I love Fawn’s approach to teaching kids math and try to
blatantly steal incorporate her work into what I’m doing with my kids. This problem had so many possibilities and I put it in my back pocket for the weekend.
The reason that I didn’t use it right away is the fraction / decimal component seemed like it would be too distracting for my 7 year old, so I wanted to take a day or two to think through how to present it. There was, however, a similar problem that avoided the fractions that we played with right way -> multiplying 3 consecutive integers. Here, instead of being nearly a square, you get a product that is nearly a cube:
We had a lot of fun building these shapes and talking about the pattern. In retrospect, I wish I would have asked about 0 x 1 x 2 as well.
As an aside, building these shapes got me thinking a little more about connecting geometry and arithmetic and the next day we had a really fun talk related to the geometry of imaginary and non-commutative “numbers” :

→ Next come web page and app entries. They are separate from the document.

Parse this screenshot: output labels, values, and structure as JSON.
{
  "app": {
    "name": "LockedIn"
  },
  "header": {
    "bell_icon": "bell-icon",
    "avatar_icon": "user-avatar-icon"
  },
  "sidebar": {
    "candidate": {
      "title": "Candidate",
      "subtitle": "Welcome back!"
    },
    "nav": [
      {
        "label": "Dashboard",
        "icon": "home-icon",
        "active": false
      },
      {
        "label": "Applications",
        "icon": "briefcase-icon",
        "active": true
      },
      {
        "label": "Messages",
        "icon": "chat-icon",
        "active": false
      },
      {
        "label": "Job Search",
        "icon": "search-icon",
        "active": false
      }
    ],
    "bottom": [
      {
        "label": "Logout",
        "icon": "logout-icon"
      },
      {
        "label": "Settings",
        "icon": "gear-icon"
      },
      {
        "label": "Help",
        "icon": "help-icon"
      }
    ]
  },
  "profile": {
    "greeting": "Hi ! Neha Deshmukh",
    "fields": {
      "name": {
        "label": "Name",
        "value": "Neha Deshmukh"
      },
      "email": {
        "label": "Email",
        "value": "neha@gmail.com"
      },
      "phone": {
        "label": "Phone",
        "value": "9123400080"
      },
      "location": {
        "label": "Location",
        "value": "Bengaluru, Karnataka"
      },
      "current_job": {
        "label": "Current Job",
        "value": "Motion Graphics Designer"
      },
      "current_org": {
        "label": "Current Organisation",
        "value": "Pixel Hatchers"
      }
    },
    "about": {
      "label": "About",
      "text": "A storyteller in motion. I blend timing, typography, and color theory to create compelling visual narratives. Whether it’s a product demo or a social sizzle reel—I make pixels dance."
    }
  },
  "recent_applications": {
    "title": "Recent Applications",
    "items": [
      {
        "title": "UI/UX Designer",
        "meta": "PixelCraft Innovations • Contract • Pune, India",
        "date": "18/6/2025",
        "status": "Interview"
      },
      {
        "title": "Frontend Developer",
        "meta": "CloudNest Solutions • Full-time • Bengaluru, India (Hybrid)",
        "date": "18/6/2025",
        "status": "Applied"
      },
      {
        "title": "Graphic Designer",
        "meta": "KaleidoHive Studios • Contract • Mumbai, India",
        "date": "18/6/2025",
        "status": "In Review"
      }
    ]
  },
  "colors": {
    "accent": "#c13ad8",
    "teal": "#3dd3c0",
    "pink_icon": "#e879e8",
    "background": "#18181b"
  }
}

Anyway, we circled back to Fawn’s problem this morning. I’d toyed around with the idea of modifying the problem to talk about the Arithmetic Mean / Geometric Mean inequality, but thought that would be a little too ambitious. Finally I decided that a better lesson than AM / GM, as well as the easy way to avoid the complexity of decimals, was to talk about multiplying integers that differed by 2 rather than 1. We talked through the original problem, moved on to the slightly modified problem, and then talked through some of the algebra. Made for a really fun morning. Thanks for another great lesson, Fawn!